Altered Sleep Time Difficult for Body

Published Online: Tuesday, February 1, 2005

A study involving sleep for the National Aeronautics and Space Administration (NASA) indicated that the body has a harder time adjusting to different sleep times than originally perceived. NASA has been instructing astronauts to begin going to bed 2 hours later than normal over a period of time to prepare for their desired sleep schedule. Reporting in Aviation, Space and Environmental Medicine (December 2004), lead investigator Timothy Monk, PhD, said this may not be the best approach.

In the first phase of the study, the participants shifted sleep on 2- hour blocks, but the result was poor sleep quality and not being as alert. The results of this part of the study showed that the body only adjusts itself by 1 hour a night—not the 2 of NASA's current recommendations. The second phase of the study altered sleep in 30- minute blocks; the final phase in progress now will alter sleep in one abrupt movement. Dr. Monk said that the study can be applied to anyone who must change schedules.

"Many of us find that we have to change our sleep schedule, perhaps to accommodate work or school start times, or a change in our commute time," he said. "We often wonder if we should make the change all at once, or more gradually over several days or weeks.
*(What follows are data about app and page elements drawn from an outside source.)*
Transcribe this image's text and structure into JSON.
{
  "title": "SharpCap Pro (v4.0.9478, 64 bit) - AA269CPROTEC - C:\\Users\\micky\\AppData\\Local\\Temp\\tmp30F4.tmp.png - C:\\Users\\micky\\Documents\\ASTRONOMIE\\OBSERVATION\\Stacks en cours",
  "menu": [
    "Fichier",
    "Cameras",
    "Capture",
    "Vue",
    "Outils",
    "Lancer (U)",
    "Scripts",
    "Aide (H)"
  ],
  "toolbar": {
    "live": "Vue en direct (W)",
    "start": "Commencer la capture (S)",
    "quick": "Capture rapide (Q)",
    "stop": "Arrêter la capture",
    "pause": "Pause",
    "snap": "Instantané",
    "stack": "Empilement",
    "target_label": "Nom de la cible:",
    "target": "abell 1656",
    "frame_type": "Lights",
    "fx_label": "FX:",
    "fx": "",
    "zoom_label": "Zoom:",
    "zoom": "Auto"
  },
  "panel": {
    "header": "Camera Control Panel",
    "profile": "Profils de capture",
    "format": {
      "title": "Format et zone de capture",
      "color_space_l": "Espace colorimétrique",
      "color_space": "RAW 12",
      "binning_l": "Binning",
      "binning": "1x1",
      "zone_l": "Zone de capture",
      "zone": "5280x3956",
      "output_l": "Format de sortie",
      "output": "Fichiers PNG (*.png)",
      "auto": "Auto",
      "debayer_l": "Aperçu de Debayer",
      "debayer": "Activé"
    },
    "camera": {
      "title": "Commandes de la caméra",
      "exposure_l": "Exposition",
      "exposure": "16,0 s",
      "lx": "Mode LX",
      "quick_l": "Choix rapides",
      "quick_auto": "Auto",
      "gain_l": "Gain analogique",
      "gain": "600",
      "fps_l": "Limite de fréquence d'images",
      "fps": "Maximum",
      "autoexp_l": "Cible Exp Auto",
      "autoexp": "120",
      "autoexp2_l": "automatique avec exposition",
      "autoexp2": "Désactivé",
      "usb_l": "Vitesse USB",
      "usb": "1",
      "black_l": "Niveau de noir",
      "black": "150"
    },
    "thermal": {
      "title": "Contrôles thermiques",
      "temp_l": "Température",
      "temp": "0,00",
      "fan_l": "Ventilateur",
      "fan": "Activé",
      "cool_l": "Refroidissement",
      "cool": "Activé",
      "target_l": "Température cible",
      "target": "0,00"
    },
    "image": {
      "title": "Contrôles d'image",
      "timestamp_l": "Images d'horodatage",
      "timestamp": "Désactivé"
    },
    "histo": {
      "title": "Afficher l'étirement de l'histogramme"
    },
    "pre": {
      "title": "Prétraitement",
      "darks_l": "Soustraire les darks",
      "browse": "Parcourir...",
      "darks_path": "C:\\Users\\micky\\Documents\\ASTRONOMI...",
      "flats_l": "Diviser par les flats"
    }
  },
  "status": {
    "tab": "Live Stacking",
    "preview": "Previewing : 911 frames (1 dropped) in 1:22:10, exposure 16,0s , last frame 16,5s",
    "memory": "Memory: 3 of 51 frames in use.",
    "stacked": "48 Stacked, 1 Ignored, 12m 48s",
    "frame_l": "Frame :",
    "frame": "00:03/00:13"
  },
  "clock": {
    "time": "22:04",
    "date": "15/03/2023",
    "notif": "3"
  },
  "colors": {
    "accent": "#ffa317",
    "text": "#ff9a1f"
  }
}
This research has the eventual aim of helping us make that decision."

Latest Articles
Donnie Calhoun, RPh, PD, National Community Pharmacists Association (NCPA) Foundation vice president, discusses how pharmacists can prepare themselves and their business before, during, and after a disaster.
Ken Whittemore Jr, Surescript's senior vice president of professional and regulatory affairs, talks about some new transactions available that can help pharmacists.
In case you got caught up in the Thanksgiving holiday rush, here are the top trending stories you may have missed in November:
Bryan Ziegler, PharmD, executive director of Kennedy Pharmacy Innovation Center, provides some resources for community pharmacists to use when implementing new collaborative services with primary care providers.
Latest Issues